- **Work to complete**
Could you filter the data below down to the lines that hold the word "JSON"?

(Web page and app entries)
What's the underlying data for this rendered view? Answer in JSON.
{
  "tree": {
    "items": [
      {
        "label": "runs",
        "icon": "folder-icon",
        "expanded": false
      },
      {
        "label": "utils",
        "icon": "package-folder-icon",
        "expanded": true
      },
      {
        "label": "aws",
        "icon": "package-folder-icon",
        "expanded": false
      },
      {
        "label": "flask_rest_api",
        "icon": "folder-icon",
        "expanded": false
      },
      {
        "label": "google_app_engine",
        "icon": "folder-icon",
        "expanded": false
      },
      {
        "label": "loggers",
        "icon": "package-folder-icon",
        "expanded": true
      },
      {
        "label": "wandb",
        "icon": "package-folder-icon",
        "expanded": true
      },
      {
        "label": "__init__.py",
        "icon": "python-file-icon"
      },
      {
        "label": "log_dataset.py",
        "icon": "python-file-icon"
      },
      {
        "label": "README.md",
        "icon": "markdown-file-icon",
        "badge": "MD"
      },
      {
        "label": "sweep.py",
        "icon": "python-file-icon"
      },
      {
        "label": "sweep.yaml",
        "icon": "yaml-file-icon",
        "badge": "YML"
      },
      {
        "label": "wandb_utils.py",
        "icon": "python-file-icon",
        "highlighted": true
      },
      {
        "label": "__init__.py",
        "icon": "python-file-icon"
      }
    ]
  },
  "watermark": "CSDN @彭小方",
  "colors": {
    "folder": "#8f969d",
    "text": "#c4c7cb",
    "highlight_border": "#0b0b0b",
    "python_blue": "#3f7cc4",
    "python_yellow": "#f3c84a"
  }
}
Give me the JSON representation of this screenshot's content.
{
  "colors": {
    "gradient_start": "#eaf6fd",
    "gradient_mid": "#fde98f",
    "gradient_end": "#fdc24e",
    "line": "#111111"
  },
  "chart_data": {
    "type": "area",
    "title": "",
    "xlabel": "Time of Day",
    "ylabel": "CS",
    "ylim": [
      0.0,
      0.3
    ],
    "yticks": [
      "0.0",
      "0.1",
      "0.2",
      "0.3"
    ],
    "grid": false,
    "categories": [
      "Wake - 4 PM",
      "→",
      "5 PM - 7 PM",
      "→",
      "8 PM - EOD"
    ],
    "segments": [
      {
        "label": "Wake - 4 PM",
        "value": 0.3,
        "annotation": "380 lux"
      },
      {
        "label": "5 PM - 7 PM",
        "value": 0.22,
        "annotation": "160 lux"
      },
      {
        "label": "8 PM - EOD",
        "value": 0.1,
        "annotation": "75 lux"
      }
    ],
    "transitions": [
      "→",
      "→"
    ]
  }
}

- **Task result**
What's the underlying data for this rendered view? Answer in JSON.
Give me the JSON representation of this screenshot's content.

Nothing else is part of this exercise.